Our Ontario foreclosure defense attorneys have long believed banks' reluctance to grant loan modifications was bad for them and their investors as well as for homeowners. So we were very interested to see a report with the same conclusion from a team of economists at the Center for Responsible Lending, a consumer advocate group. The Center put out a study March 22 (PDF) testing whether investors in a loan (whether or not it was securitized) ended up with more money in a foreclosure or a modification, using the net present value (NPV) test used by the federal loan modification program as well as many private programs. The authors concluded that under most circumstances, it made more financial sense to modify, even if the borrower ended up re-defaulting.
When considering a loan modification, the authors explain, banks must pit the costs of a foreclosure against the costs of lowering the borrower's payments. The NPV test is a common way to evaluate this, and the authors ran that test for 1,536 test cases using different circumstances like original loan size, size of the discount, property value and so on. If the result of that test shows a lower re-default rate than the actual re-default rate, the value of modifying the loan is higher than the value that can be gotten through foreclosure -- and thus, a loan modification should be granted. The CRL's calculations found that under most real-world circumstances, this should lead to a loan workout. For example, a loan modification that creates a 10% discount on the loan would be most profitable more than 86% of the time under current real-world self-cure rates.
Thus, the authors concluded that NPV tests should be spurring a much higher number of loan modifications than the market is currently seeing. Their conclusion suggests reasons for this mismatch, including "misalignment of incentives due to the servicer compensation structure."
In plain English, this is the same idea we've been repeating in this space for months. Loan servicers don't lose money on foreclosures; the banks or investors who own the loans do. However, loan servicers can make money collecting fees for late payments and other problems that typically precede a foreclosure. One advocate told HousingWire that this is a major reason for the mortgage crisis, and we agree. Having academic proof might be cold comfort for people who are facing foreclosure right now, but as Orange foreclosure defense lawyers, we think it's a great incentive for homeowners to keep fighting. If loan servicers are intentionally sabotaging or ignoring loan modifications in order to increase their profits, they're vulnerable to lawsuits accusing them of failing to give loan modifications serious consideration -- exactly the kind of suits we file.
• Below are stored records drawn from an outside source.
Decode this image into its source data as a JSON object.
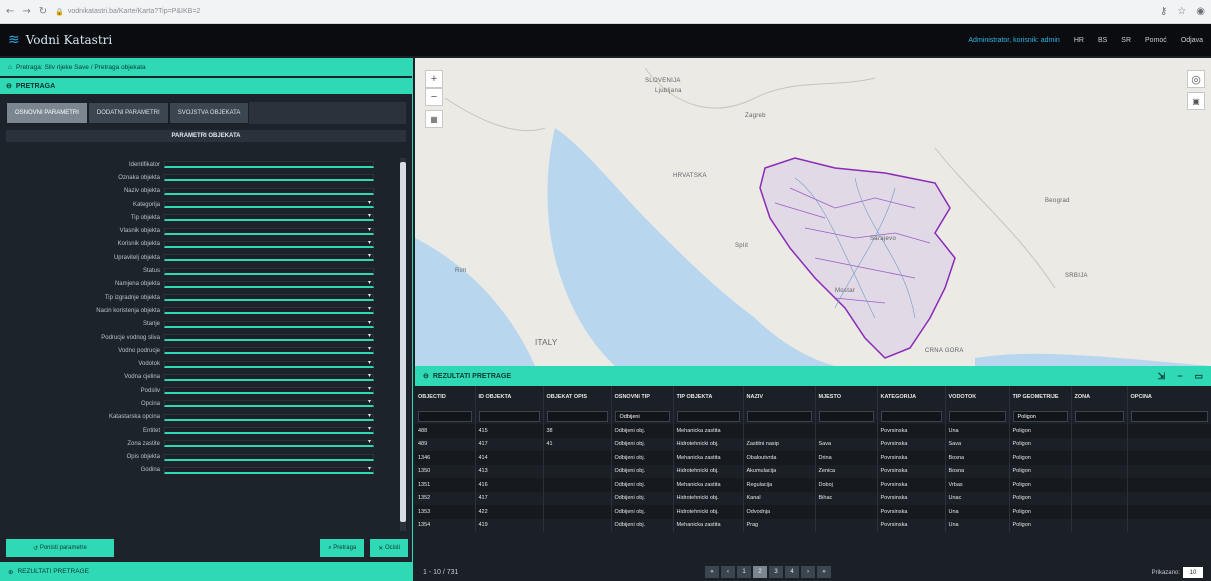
{
  "browser": {
    "url": "vodnikatastri.ba/Karte/Karta?Tip=P&IKB=2",
    "nav": [
      "←",
      "→",
      "C"
    ],
    "right_icons": [
      "key-icon",
      "star-icon",
      "account-icon"
    ]
  },
  "topbar": {
    "app_name": "Vodni Katastri",
    "user": "Administrator, korisnik: admin",
    "nav_items": [
      "HR",
      "BS",
      "SR",
      "Pomoć",
      "Odjava"
    ]
  },
  "left": {
    "crumb": "Pretraga: Sliv rijeke Save / Pretraga objekata",
    "panel_title": "PRETRAGA",
    "tabs": [
      "OSNOVNI PARAMETRI",
      "DODATNI PARAMETRI",
      "SVOJSTVA OBJEKATA"
    ],
    "subhead": "PARAMETRI OBJEKATA",
    "fields": [
      {
        "label": "Identifikator",
        "dropdown": false
      },
      {
        "label": "Oznaka objekta",
        "dropdown": false
      },
      {
        "label": "Naziv objekta",
        "dropdown": false
      },
      {
        "label": "Kategorija",
        "dropdown": true
      },
      {
        "label": "Tip objekta",
        "dropdown": true
      },
      {
        "label": "Vlasnik objekta",
        "dropdown": true
      },
      {
        "label": "Korisnik objekta",
        "dropdown": true
      },
      {
        "label": "Upravitelj objekta",
        "dropdown": true
      },
      {
        "label": "Status",
        "dropdown": false
      },
      {
        "label": "Namjena objekta",
        "dropdown": true
      },
      {
        "label": "Tip izgradnje objekta",
        "dropdown": true
      },
      {
        "label": "Nacin koristenja objekta",
        "dropdown": true
      },
      {
        "label": "Stanje",
        "dropdown": true
      },
      {
        "label": "Podrucje vodnog sliva",
        "dropdown": true
      },
      {
        "label": "Vodno podrucje",
        "dropdown": true
      },
      {
        "label": "Vodotok",
        "dropdown": true
      },
      {
        "label": "Vodna cjelina",
        "dropdown": true
      },
      {
        "label": "Podsliv",
        "dropdown": true
      },
      {
        "label": "Opcina",
        "dropdown": true
      },
      {
        "label": "Katastarska opcina",
        "dropdown": true
      },
      {
        "label": "Entitet",
        "dropdown": true
      },
      {
        "label": "Zona zastite",
        "dropdown": true
      },
      {
        "label": "Opis objekta",
        "dropdown": false
      },
      {
        "label": "Godina",
        "dropdown": true
      }
    ],
    "buttons": {
      "reset": "Ponisti parametre",
      "search": "Pretraga",
      "clear": "Ocisti"
    },
    "footer": "REZULTATI PRETRAGE"
  },
  "map": {
    "labels": [
      "SLOVENIJA",
      "Ljubljana",
      "Zagreb",
      "HRVATSKA",
      "Split",
      "Beograd",
      "Sarajevo",
      "SRBIJA",
      "CRNA GORA",
      "ITALY",
      "Rim",
      "Mostar"
    ]
  },
  "results": {
    "title": "REZULTATI PRETRAGE",
    "columns": [
      "OBJECTID",
      "ID OBJEKTA",
      "OBJEKAT OPIS",
      "OSNOVNI TIP",
      "TIP OBJEKTA",
      "NAZIV",
      "MJESTO",
      "KATEGORIJA",
      "VODOTOK",
      "TIP GEOMETRIJE",
      "ZONA",
      "OPCINA"
    ],
    "filters": [
      "",
      "",
      "",
      "Odbijeni",
      "",
      "",
      "",
      "",
      "",
      "Poligon",
      "",
      ""
    ],
    "rows": [
      [
        "488",
        "415",
        "38",
        "Odbijeni obj.",
        "Mehanicka zastita",
        "",
        "",
        "Povrsinska",
        "Una",
        "Poligon",
        "",
        ""
      ],
      [
        "489",
        "417",
        "41",
        "Odbijeni obj.",
        "Hidrotehnicki obj.",
        "Zastitni nasip",
        "Sava",
        "Povrsinska",
        "Sava",
        "Poligon",
        "",
        ""
      ],
      [
        "1346",
        "414",
        "",
        "Odbijeni obj.",
        "Mehanicka zastita",
        "Obaloutvrda",
        "Drina",
        "Povrsinska",
        "Bosna",
        "Poligon",
        "",
        ""
      ],
      [
        "1350",
        "413",
        "",
        "Odbijeni obj.",
        "Hidrotehnicki obj.",
        "Akumulacija",
        "Zenica",
        "Povrsinska",
        "Bosna",
        "Poligon",
        "",
        ""
      ],
      [
        "1351",
        "416",
        "",
        "Odbijeni obj.",
        "Mehanicka zastita",
        "Regulacija",
        "Doboj",
        "Povrsinska",
        "Vrbas",
        "Poligon",
        "",
        ""
      ],
      [
        "1352",
        "417",
        "",
        "Odbijeni obj.",
        "Hidrotehnicki obj.",
        "Kanal",
        "Bihac",
        "Povrsinska",
        "Unac",
        "Poligon",
        "",
        ""
      ],
      [
        "1353",
        "422",
        "",
        "Odbijeni obj.",
        "Hidrotehnicki obj.",
        "Odvodnja",
        "",
        "Povrsinska",
        "Una",
        "Poligon",
        "",
        ""
      ],
      [
        "1354",
        "419",
        "",
        "Odbijeni obj.",
        "Mehanicka zastita",
        "Prag",
        "",
        "Povrsinska",
        "Una",
        "Poligon",
        "",
        ""
      ]
    ],
    "pager": {
      "range": "1 - 10 / 731",
      "pages": [
        "«",
        "‹",
        "1",
        "2",
        "3",
        "4",
        "›",
        "»"
      ],
      "active_page": "2",
      "page_size_label": "Prikazano:",
      "page_size": "10"
    }
  }
}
Howard Law PC uses litigation as well as aggressive negotiations to get fair consideration for our clients' loan modification applications. If you've been struggling with this issue for months, you know firsthand that some loan servicers claim to lose paperwork repeatedly, demand documents they've never requested before or deny loan workouts for no reason or illegal reasons. These can be delaying tactics that strain credibility but effectively increase servicers' income at borrowers' expense. Our Corona foreclosure defense attorneys fight back by suing them to stop any pending foreclosure and get fair consideration from a neutral third party: a California judge.
If your family has been fighting for a loan modification, only to be ignored, denied and given a runaround, it's time to quit calling the servicer and start calling Howard Law instead. For a free, confidential case evaluation, send us an email or call toll-free at 1-800-872-5925.